Shark Bay's indigenous history is just as bountiful and to learn more I head back to Denham to join Darren "Capes" Capewell on his Saltwater Dreaming tour.

"You're on blackfella time now," says Capes with a grin, catching me checking my watch.

Capes, who was born to a Malgana father and a Nhanda mother, started offering kayaking tours in late 2011, in addition to his walking tours.

"Many people come to Shark Bay just to see the dolphins," he says. "But they leave empty, they don't take any spirit from here."

Our tour starts in Francois Peron National Park, with Capes pointing out emu tracks and medicinal plants and telling me the indigenous names of animals. We laugh at my attempts to pronounce the words but, once learned, these tongue-twisting sounds help make sense of the place. "These words explain some detail about a place and help us connect to country," says Capes. "My people call this place Gutharragunda, which means 'two bays'."

The sun is hot overhead as we thread our way through the salt bush, munching on the sweet, purple berries of the gunulga bush and the onion-flavoured roots of the warrinyu yam. Periodically, Capes calls out to his ancestors, introducing me and reassuring them that my "ears are open".

Capes explains that Shark Bay is very powerful country, situated at the junction of red sand country and white desert country.

"My people have known this for 25,000 years," he says with a shrug. "We didn't need UNESCO to tell us."

This leads to talk about the stromatolites at Hamelin Pool, one of only three places in the world where living marine stromatolites exist and a major factor in Shark Bay achieving World Heritage status.

"Scientists tell us these stromatolites are linked to life forms found on earth up to 3.5 billion years ago," says Capes. "We've always referred to them as our 'old' people."

Lowering our kayaks into the still waters of Big Lagoon we have the place to ourselves, the only sounds are bird calls and the sluice of water against our bows.

After 30 minutes of paddling I feel it before I hear it, Capes' deep baritone voice vibrates through my body and flows across the water like a warm breeze. I pause for a moment and breathe it all in.

He continues to sing as we paddle, talking to his ancestors, calling on the wind and the waves, the sun and the sky. I like to think he sings the animals out. The Olive Ridley turtle that darts under our kayak, the stingrays, the cormorants overhead and, finally, the dugong, which stays at our side for almost an hour, its broad muzzle making soft breathing sounds each time it surfaces.

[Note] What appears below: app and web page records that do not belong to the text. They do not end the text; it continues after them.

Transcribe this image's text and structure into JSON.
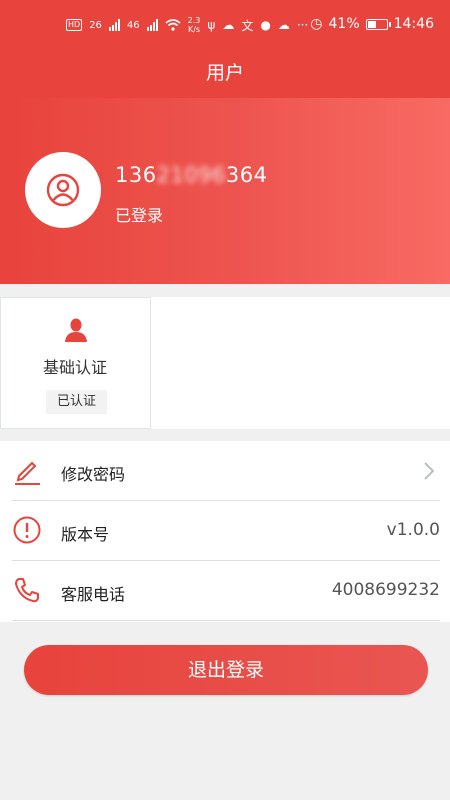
{
  "status_bar": {
    "network_badge": "HD",
    "network_left": "26",
    "network_right": "46",
    "speed_top": "2.3",
    "speed_bottom": "K/s",
    "battery": "41%",
    "time": "14:46"
  },
  "header": {
    "title": "用户"
  },
  "profile": {
    "avatar_icon": "user-circle-icon",
    "phone_visible": "136",
    "phone_masked": "21096",
    "phone_tail": "364",
    "status": "已登录"
  },
  "verification": {
    "icon": "person-icon",
    "label": "基础认证",
    "badge": "已认证"
  },
  "menu": {
    "items": [
      {
        "icon": "edit-pencil-icon",
        "label": "修改密码",
        "value": ""
      },
      {
        "icon": "info-exclamation-icon",
        "label": "版本号",
        "value": "v1.0.0"
      },
      {
        "icon": "phone-icon",
        "label": "客服电话",
        "value": "4008699232"
      }
    ]
  },
  "logout": {
    "label": "退出登录"
  },
  "colors": {
    "brand_red": "#e8433c",
    "gradient_end": "#f86a63"
  }
}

As we continue across the aquamarine bay, I finally feel close to the heart of a land that existed long before Dirk Hartog dropped in and decided there wasn't much to see.

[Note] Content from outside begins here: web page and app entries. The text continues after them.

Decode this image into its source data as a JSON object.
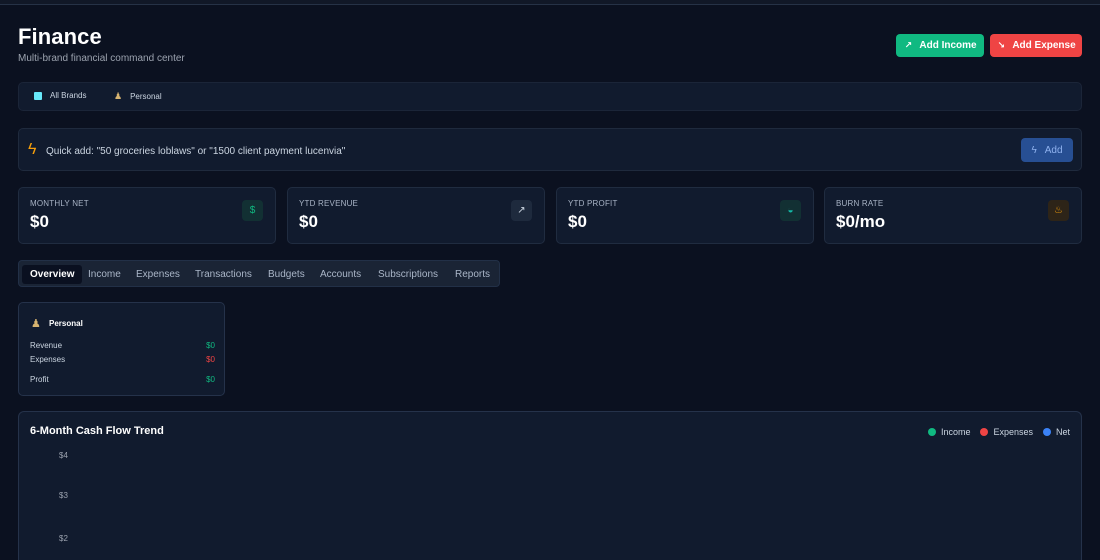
{
  "header": {
    "title": "Finance",
    "subtitle": "Multi-brand financial command center",
    "add_income": {
      "label": "Add Income",
      "icon": "arrow-up-right-icon"
    },
    "add_expense": {
      "label": "Add Expense",
      "icon": "arrow-down-right-icon"
    }
  },
  "brand_filters": [
    {
      "label": "All Brands",
      "icon": "building-icon"
    },
    {
      "label": "Personal",
      "icon": "person-icon"
    }
  ],
  "quick_add": {
    "icon": "lightning-icon",
    "placeholder": "Quick add: \"50 groceries loblaws\" or \"1500 client payment lucenvia\"",
    "button_label": "Add",
    "button_icon": "lightning-icon"
  },
  "stats": [
    {
      "label": "MONTHLY NET",
      "value": "$0",
      "icon": "dollar-icon",
      "accent": "#10b981",
      "icon_bg": "#123033"
    },
    {
      "label": "YTD REVENUE",
      "value": "$0",
      "icon": "trend-up-icon",
      "accent": "#cbd5e1",
      "icon_bg": "#1e2a3d"
    },
    {
      "label": "YTD PROFIT",
      "value": "$0",
      "icon": "piggy-bank-icon",
      "accent": "#14b8a6",
      "icon_bg": "#123033"
    },
    {
      "label": "BURN RATE",
      "value": "$0/mo",
      "icon": "flame-icon",
      "accent": "#f59e0b",
      "icon_bg": "#2d2418"
    }
  ],
  "tabs": [
    "Overview",
    "Income",
    "Expenses",
    "Transactions",
    "Budgets",
    "Accounts",
    "Subscriptions",
    "Reports"
  ],
  "active_tab": "Overview",
  "brand_card": {
    "icon": "person-icon",
    "title": "Personal",
    "rows": [
      {
        "label": "Revenue",
        "value": "$0",
        "color": "#10b981"
      },
      {
        "label": "Expenses",
        "value": "$0",
        "color": "#ef4444"
      },
      {
        "label": "Profit",
        "value": "$0",
        "color": "#10b981"
      }
    ]
  },
  "chart_data": {
    "type": "line",
    "title": "6-Month Cash Flow Trend",
    "series": [
      {
        "name": "Income",
        "color": "#10b981",
        "values": []
      },
      {
        "name": "Expenses",
        "color": "#ef4444",
        "values": []
      },
      {
        "name": "Net",
        "color": "#3b82f6",
        "values": []
      }
    ],
    "ytick_labels": [
      "$4",
      "$3",
      "$2"
    ],
    "legend": "top-right",
    "grid": false
  }
}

The writer was a guest of Australia's Coral Coast and Tourism WA.



Qantas flies daily from Sydney and Melbourne to Perth, from $219 one-way, see Skippers Aviation flies from Perth to Monkey Mia five times a week from $156, one-way, see; or allow nine hours by car. Flights between Monkey Mia and Dirk Hartog Island can be arranged through Shark Bay Air Charter for $330 one-way, see


Dirk Hartog Island Eco Lodge has a three-night/four-day package for $1338 a person, which includes air transfers from Monkey Mia, Eco Lodge accommodation, all gourmet meals and cool drinks, full day Cape Inscription tour and a half-day blow holes 4WD tour. Self-contained, ocean-side villas are also available for $350 a night (sleep eight), see


Wula Guda Nyinda Eco Adventures offers a full-day Saltwater Dreaming kayak safari for $165 adults, $132 children, see




Showcases natural and cultural treasures of the region. The $11 entry ticket is good for two days. See


This 130-kilometre drive takes in Monkey Mia, Shell Beach, Little Lagoon, Eagle Bluff and the Hamelin Pool Stromatolites. See


There's a self-guided trail through the historic sheep station, but the best part is a soak in the artesian hot tub. See


Still worth a visit for the daily dolphin interaction, but there are also wildlife sailing cruises, indigenous tours and walking trails. See


A great way to start your visit to Shark Bay is to learn about the local marine life. Don't miss the daily shark feeding. See